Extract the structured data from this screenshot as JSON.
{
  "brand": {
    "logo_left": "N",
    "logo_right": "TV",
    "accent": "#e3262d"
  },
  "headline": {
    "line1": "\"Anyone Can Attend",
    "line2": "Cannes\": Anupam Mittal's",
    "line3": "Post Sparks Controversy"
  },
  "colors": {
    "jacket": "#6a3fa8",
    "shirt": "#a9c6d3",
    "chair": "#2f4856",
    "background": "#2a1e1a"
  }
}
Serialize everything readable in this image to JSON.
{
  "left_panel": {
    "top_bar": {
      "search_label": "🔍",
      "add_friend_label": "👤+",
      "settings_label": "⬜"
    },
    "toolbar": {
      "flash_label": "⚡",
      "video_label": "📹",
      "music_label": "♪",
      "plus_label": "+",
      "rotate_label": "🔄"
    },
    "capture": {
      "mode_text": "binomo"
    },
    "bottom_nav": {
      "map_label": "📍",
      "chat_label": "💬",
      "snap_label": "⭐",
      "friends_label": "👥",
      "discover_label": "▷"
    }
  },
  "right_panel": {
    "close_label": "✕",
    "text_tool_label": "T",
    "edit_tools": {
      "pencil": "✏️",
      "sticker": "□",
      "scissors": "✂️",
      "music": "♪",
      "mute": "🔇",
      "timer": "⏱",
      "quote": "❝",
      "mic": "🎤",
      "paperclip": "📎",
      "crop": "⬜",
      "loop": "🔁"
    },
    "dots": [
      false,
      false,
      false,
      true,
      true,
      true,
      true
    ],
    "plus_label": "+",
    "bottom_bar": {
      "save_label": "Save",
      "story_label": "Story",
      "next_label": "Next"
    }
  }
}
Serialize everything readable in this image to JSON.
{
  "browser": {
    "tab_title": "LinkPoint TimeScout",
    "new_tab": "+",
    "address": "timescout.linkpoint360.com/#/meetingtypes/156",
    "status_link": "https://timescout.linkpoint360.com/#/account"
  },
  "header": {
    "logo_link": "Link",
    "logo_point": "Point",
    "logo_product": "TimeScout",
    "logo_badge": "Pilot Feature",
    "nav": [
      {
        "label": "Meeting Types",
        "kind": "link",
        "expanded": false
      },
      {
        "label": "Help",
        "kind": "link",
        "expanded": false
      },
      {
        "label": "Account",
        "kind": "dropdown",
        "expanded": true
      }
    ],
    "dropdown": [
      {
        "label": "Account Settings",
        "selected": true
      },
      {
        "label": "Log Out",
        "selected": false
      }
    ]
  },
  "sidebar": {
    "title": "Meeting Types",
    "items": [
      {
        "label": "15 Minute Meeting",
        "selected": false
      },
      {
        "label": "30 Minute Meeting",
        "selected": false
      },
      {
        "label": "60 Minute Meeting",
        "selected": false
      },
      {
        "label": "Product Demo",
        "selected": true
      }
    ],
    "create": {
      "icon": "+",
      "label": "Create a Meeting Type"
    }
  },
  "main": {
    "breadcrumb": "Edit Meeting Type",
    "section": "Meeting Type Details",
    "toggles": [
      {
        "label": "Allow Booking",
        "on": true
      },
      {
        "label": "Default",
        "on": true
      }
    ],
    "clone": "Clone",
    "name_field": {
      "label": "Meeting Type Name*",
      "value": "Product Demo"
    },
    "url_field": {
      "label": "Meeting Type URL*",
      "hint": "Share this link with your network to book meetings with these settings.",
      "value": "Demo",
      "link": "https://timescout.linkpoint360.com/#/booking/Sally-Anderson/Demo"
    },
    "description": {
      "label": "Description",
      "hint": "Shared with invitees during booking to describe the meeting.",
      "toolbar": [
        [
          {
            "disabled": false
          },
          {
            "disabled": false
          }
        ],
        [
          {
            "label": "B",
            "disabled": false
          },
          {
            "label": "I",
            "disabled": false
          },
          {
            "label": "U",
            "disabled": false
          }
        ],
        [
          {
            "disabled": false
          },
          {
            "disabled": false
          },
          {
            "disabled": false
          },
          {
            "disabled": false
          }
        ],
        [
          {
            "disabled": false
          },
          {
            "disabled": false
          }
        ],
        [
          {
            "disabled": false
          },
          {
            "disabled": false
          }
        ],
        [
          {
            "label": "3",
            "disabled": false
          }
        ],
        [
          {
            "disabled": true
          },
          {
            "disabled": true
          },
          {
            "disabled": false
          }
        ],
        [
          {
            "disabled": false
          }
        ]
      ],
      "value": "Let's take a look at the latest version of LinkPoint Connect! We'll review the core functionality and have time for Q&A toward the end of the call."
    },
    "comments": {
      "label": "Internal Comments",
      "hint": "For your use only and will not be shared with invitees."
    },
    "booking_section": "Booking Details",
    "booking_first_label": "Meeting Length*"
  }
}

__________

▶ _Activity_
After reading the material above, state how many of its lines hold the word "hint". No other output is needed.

▶ _Output_
3